Around 1,000 households a day are claiming they no longer have a television, which could exempt them from a paying the BBC TV licence fee if they do not watch live broadcasts from their mobile devices.
The most recent figures from the Broadcaster’ Audience Research Board reveal that in the 15 months up to the end of 2014, an additional 500,000 said they did not have a television.
If all those 500,000 households stopped paying the license fee then it would cost the broadcaster £72.8m in revenue. The loophole is only applicable to those viewers who only use catch-up services such as BBC iPlayer ot All4 to watch shows that aren't show live on devices such as smartphones or tablets not capable of receiving a television signal.
The figures cast further doubt on the future of the license fee, which will be reviewed by the new culture secretary John Whittingdale later this year as the Conservative government looks to decriminalise it. However, no action will be taken to close it before the end of the broadcaster’s current charter in December next year. Last October, Whittingdale slammed the BBC’s licence fee as “worse than poll tax” and said the charge was unsustainable in the long term.

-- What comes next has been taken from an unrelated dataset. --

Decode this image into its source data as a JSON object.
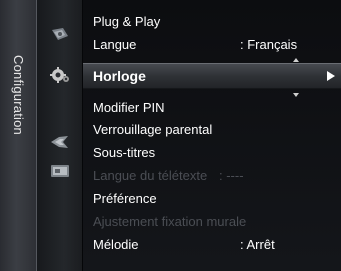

David Elstein, Channel 5’s former chief executive and a vocal advocate of replacing the licensee fee with a subscription model, told The Sunday Times: “More and more people are going to twig that if they dispose of their fixed television and watch on a phone, tablet or laptop, the BBC will no longer chase them [for the licence fee]. That 1,000 a day will turn into 2,000 a day. Why would you pay £145.50 a year if you don’t have to?”
Should evasion of the licence fee be decriminalised, the BBC has warned it would lose £200m annually